Bond ratings use letters and range from “AAA” (the highest grade) to “D” (the lowest). The effective interest rate is a special case of the internal rate of return. Let’s take a look at the concept of effective interest rate from the bond investor’s point of view. Purchasing the bond at a premium – a price higher than the bond’s face value – will reduce your total return on the bond while purchasing the bond at a discount from face value will increase your overall return. Since interest rates are constantly fluctuating, the above is an unlikely scenario. In an economic environment where interest rates are declining, reinvesting at the same interest rate as that received on a previously purchased bond is virtually impossible.
Fitch just downgraded the U.S. credit rating — how much does it matter?
If you bought in 2021 or early 2022, when they were at their highest rates, you’d be past the 1-year mark. You’ll have to pay federal income taxes on interest earned, but no state or local tax. “I don’t consider I bonds as part of a long-term portfolio,” said certified financial planner Christopher Flis, founder of Resilient Asset Management in Memphis, Tennessee.
There is a sharp sell-off in the bond market, and it has big implications on both the economy and people’s pocketbooks. Bond yields are surging, threatening to raise borrowing costs across the economy. One strategy developed by I-bond experts like Enna is to sell out the I-bonds you bought at zero percent and re-buy I-bonds now.
For industries that want to downplay costs, nominal rates are best. Bond yields are critical to the economy because they influence interest rates that people pay on credit cards, car loans and home mortgages. In 2022, the bond market suffered its worst year on record, as the Federal Reserve started raising interest rates aggressively to fight high inflation. Investors can diversify their portfolios to include assets like stocks, commodities, and inflation-protected securities to mitigate the impact of interest rate changes and inflation on their investments. If you’re specifically interested in hedging your investment portfolio against high or increasing interest rates, consider discussing this investment decision with your financial advisor.
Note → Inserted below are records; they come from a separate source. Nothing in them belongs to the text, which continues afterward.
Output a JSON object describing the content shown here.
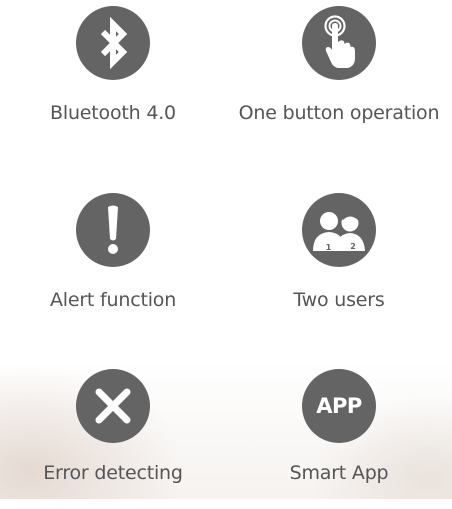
{
  "features": [
    {
      "label": "Bluetooth 4.0",
      "icon": "bluetooth-icon"
    },
    {
      "label": "One button operation",
      "icon": "finger-press-icon"
    },
    {
      "label": "Alert function",
      "icon": "exclamation-icon"
    },
    {
      "label": "Two users",
      "icon": "two-users-icon"
    },
    {
      "label": "Error detecting",
      "icon": "close-x-icon"
    },
    {
      "label": "Smart App",
      "icon": "app-icon",
      "icon_text": "APP"
    }
  ],
  "colors": {
    "icon_fill": "#646464",
    "label_text": "#555555",
    "icon_glyph": "#ffffff"
  }
}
EAR quotes are often not suitable for short-term investments as there are fewer compounding periods. More often, EAR is used for long-term investments as the impact of compounding may be significant. This approach may limit the vehicles in which EAR is calculated or communicated on. Understand the psychological, marketing approach of communicating effective annual interest rates.
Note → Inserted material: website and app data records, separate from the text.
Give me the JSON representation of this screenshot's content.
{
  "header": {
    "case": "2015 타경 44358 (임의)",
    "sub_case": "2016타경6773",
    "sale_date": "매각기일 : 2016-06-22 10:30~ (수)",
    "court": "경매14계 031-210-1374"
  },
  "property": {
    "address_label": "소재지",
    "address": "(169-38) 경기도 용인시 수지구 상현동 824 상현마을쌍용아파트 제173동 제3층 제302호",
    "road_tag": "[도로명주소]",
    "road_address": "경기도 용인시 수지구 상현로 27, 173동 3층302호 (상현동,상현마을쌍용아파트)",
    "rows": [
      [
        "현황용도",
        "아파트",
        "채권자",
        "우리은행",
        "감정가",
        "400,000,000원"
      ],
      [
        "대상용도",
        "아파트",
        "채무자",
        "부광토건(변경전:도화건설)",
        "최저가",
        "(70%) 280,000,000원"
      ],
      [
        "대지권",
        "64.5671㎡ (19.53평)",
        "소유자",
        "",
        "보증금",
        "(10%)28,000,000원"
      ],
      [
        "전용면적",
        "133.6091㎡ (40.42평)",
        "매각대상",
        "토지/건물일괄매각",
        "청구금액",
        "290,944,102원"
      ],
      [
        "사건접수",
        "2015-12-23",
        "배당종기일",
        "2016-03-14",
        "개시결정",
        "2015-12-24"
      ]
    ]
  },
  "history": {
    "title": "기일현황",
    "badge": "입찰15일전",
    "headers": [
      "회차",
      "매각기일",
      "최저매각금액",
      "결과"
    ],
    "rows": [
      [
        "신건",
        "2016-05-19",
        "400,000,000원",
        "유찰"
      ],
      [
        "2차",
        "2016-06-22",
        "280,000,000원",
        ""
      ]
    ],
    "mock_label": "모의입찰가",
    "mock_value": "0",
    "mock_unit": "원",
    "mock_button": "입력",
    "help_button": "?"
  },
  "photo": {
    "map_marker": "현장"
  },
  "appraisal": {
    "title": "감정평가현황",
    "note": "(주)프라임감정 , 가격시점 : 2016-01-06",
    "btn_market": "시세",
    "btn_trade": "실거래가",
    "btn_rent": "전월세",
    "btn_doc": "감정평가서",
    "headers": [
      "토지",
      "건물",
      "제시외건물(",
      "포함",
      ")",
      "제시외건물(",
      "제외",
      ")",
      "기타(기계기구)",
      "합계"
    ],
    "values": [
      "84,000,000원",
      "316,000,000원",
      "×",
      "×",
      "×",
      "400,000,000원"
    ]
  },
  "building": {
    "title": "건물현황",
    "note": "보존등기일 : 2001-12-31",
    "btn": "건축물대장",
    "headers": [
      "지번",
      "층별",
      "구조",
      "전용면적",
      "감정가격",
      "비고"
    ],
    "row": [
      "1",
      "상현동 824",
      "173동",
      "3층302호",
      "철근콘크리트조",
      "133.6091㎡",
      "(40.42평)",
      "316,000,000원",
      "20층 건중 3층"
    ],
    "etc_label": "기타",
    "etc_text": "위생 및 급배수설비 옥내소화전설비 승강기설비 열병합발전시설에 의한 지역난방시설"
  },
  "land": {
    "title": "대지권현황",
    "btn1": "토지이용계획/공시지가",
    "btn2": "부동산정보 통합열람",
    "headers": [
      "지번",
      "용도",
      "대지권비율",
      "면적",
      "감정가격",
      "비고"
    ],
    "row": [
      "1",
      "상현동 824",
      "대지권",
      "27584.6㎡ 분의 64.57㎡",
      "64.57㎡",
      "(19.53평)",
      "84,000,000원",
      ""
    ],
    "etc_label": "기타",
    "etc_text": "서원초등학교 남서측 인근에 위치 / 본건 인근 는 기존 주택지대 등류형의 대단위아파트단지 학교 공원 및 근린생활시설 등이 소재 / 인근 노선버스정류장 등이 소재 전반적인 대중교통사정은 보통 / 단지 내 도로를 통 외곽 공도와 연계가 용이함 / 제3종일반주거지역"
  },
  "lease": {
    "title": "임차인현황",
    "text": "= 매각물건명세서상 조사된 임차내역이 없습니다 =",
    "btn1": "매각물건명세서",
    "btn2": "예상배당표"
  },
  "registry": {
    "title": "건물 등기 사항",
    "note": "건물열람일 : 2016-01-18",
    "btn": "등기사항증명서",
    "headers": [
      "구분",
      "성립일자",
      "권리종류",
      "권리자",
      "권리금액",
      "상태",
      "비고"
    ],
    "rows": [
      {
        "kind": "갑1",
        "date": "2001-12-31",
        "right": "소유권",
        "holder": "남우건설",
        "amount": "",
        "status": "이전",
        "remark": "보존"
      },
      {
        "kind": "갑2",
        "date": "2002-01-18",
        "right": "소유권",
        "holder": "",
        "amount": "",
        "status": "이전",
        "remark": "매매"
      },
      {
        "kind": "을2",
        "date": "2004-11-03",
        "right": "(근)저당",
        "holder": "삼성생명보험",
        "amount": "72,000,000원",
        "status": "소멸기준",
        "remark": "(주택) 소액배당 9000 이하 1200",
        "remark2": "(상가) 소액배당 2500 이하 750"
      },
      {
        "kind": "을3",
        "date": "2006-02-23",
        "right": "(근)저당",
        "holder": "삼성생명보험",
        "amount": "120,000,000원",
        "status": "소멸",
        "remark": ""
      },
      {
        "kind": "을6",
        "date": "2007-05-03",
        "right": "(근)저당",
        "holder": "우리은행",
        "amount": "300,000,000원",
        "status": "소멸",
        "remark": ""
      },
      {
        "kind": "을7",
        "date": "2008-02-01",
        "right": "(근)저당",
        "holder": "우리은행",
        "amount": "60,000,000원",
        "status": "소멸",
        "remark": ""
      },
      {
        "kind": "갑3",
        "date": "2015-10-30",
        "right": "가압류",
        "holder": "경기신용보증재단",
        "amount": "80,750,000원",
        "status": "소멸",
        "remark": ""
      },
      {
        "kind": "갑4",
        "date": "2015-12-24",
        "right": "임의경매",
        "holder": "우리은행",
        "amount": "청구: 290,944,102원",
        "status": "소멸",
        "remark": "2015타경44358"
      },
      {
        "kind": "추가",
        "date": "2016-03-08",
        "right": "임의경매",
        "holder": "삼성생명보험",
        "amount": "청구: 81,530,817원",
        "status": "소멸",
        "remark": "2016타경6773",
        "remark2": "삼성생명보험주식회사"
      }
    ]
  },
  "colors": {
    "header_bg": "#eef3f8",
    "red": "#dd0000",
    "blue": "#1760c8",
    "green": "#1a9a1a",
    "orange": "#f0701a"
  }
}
Yield to call is the yield calculated to the next call date, instead of to maturity, using the same formula. You can set the default content filter to expand search across territories. Note that the last amortization amount was adjusted slightly to fully amortize the premium. Upgrading to a paid membership gives you access to our extensive collection of plug-and-play Templates designed to power your performance—as well as CFI’s full course catalog and accredited Certification Programs. Carrying value is often referred to by the terms book value and carrying amount. Even if compounding occurs an infinite number of times—not just every second or microsecond, but continuously—the limit of compounding is reached.
In reality, bondholders are as concerned with a bond’s yield to maturity, especially on non-callable bonds such as U.S. Treasuries, as they are with current yield because bonds with shorter maturities tend to have smaller discounts or premiums. Say that a $1,000 face value bond has a coupon interest rate of 5%. No matter what happens to the bond’s price, the bondholder receives $50 that year from the issuer.